Substance use affects more than the health of people living in Canada. It also has a big impact on our economy in many ways.
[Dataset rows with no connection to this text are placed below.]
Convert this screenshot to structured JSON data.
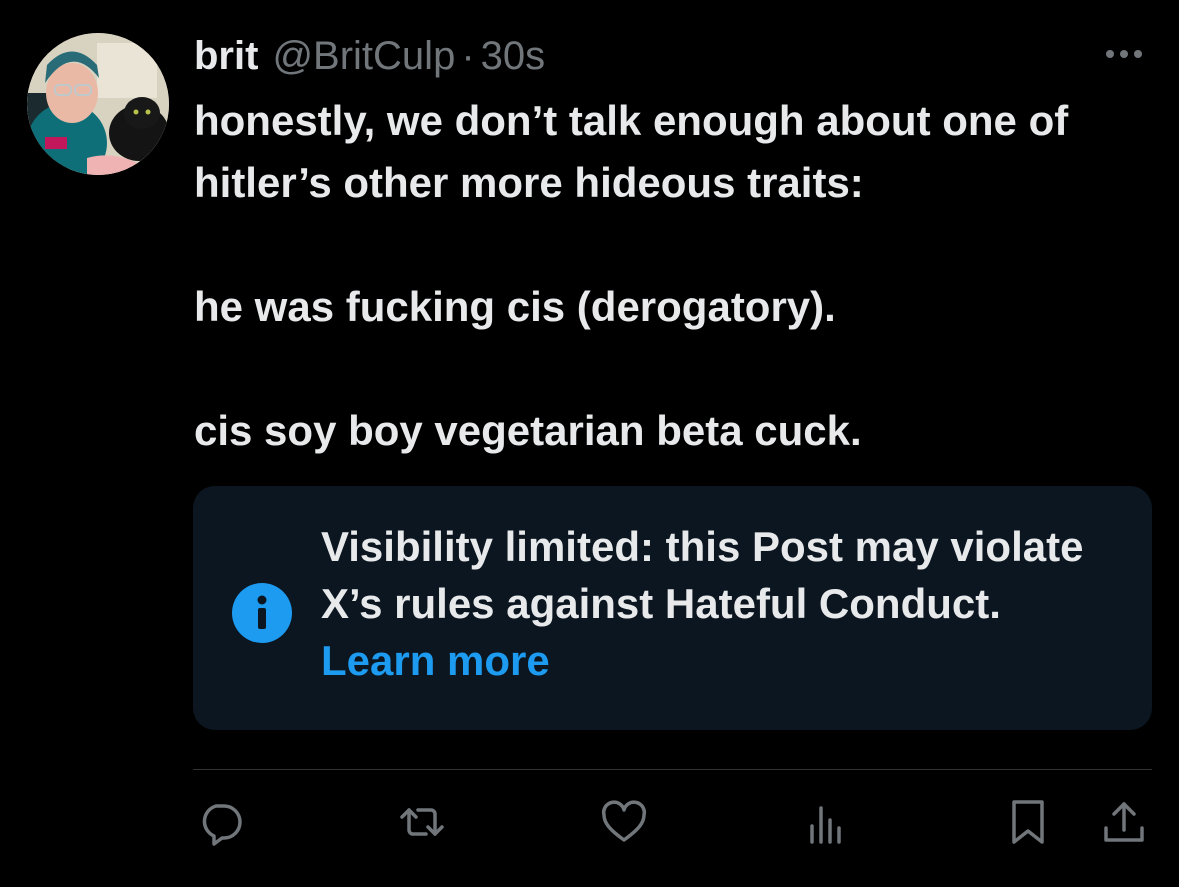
{
  "post": {
    "author": {
      "display_name": "brit",
      "handle": "@BritCulp",
      "separator": "·",
      "timestamp": "30s",
      "avatar_icon": "user-avatar-photo"
    },
    "more_icon": "more-horizontal-icon",
    "text_paragraphs": [
      "honestly, we don’t talk enough about one of hitler’s other more hideous traits:",
      "he was fucking cis (derogatory).",
      "cis soy boy vegetarian beta cuck."
    ],
    "notice": {
      "icon": "info-icon",
      "message": "Visibility limited: this Post may violate X’s rules against Hateful Conduct.",
      "link_label": "Learn more"
    },
    "actions": [
      {
        "name": "reply",
        "icon": "reply-icon"
      },
      {
        "name": "repost",
        "icon": "repost-icon"
      },
      {
        "name": "like",
        "icon": "heart-icon"
      },
      {
        "name": "views",
        "icon": "analytics-icon"
      },
      {
        "name": "bookmark",
        "icon": "bookmark-icon"
      },
      {
        "name": "share",
        "icon": "share-icon"
      }
    ]
  },
  "colors": {
    "background": "#000000",
    "text_primary": "#e7e9ea",
    "text_secondary": "#71767b",
    "accent": "#1d9bf0",
    "notice_background": "#0b1621",
    "divider": "#2f3336"
  }
}
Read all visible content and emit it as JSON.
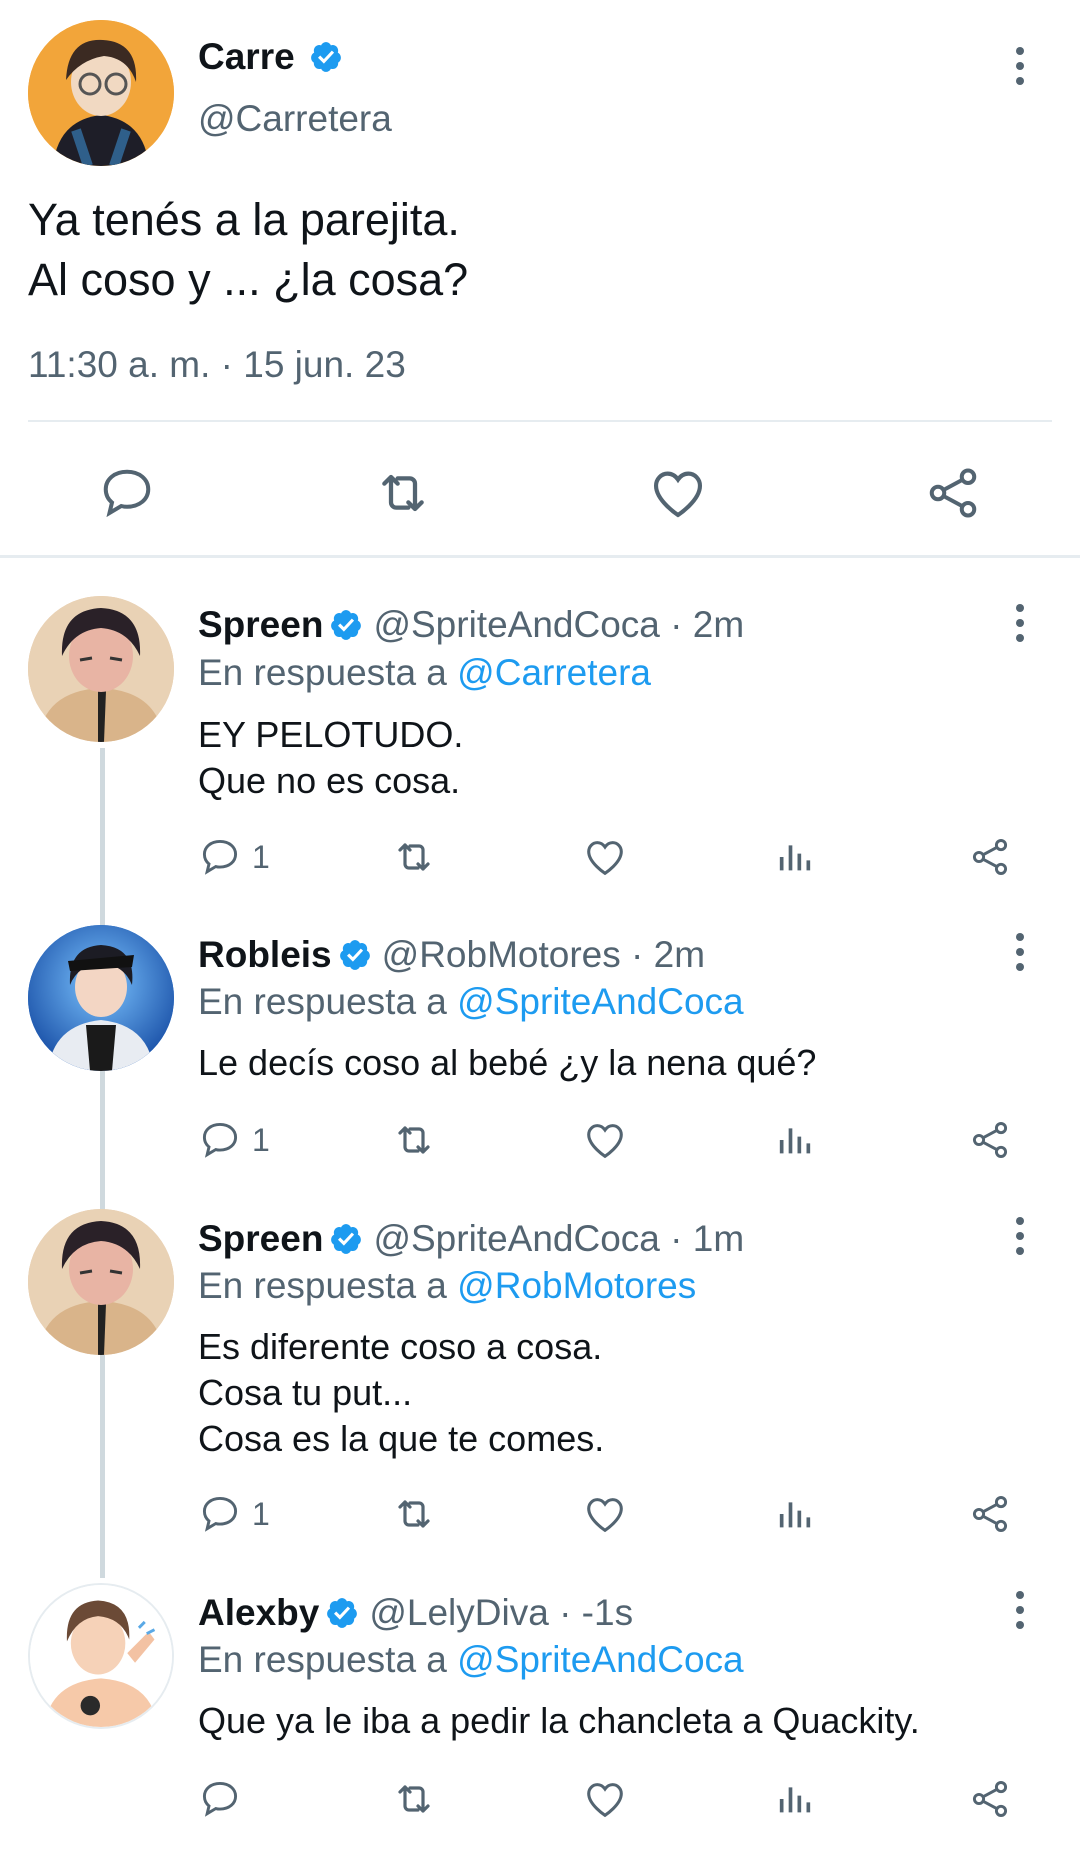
{
  "main_tweet": {
    "author_name": "Carre",
    "author_handle": "@Carretera",
    "text_line1": "Ya tenés a la parejita.",
    "text_line2": "Al coso y ... ¿la cosa?",
    "timestamp": "11:30 a. m. · 15 jun. 23",
    "icons": [
      "reply-icon",
      "retweet-icon",
      "like-icon",
      "share-icon"
    ]
  },
  "replies": [
    {
      "name": "Spreen",
      "handle": "@SpriteAndCoca · 2m",
      "reply_prefix": "En respuesta a",
      "reply_to": "@Carretera",
      "text": "EY PELOTUDO.\nQue no es cosa.",
      "reply_count": "1"
    },
    {
      "name": "Robleis",
      "handle": "@RobMotores · 2m",
      "reply_prefix": "En respuesta a",
      "reply_to": "@SpriteAndCoca",
      "text": "Le decís coso al bebé ¿y la nena qué?",
      "reply_count": "1"
    },
    {
      "name": "Spreen",
      "handle": "@SpriteAndCoca · 1m",
      "reply_prefix": "En respuesta a",
      "reply_to": "@RobMotores",
      "text": "Es diferente coso a cosa.\nCosa tu put...\nCosa es la que te comes.",
      "reply_count": "1"
    },
    {
      "name": "Alexby",
      "handle": "@LelyDiva · -1s",
      "reply_prefix": "En respuesta a",
      "reply_to": "@SpriteAndCoca",
      "text": "Que ya le iba a pedir la chancleta a Quackity.",
      "reply_count": ""
    }
  ],
  "colors": {
    "accent": "#1d9bf0",
    "secondary_text": "#536471",
    "primary_text": "#0f1419",
    "divider": "#e6ecf0"
  }
}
CCSA collaborates with the Canadian Institute for Substance Use Research on the Canadian Substance Use Costs and Harms project, which analyzes how much is spent on lost productivity, healthcare, criminal justice and other direct costs from substance use.
Understanding the economic, health and social costs of substance use in Canada allows public health experts to:
- Focus on relevant public policies;
- Target the harms caused by substance use;
- Identify information gaps and research needs;
- Improve national data reporting systems;
- Measure changes in policy; and
- Determine the effectiveness of harm reduction programs.
We recently updated our report and online data visualization tool to include the most recent data from 2007 to 2020. Users can explore the costs and harms of substance use by the following categories:
- Region: province, territory and all of Canada;
- Type of substance: alcohol, tobacco, cannabis, opioids and other central nervous system (CNS) depressants, cocaine and other CNS stimulants, and other substances, such as hallucinogens and inhalants;
- Category: lost productivity, healthcare, criminal justice and other direct costs; and
- Demographics: age, sex and health condition (where available).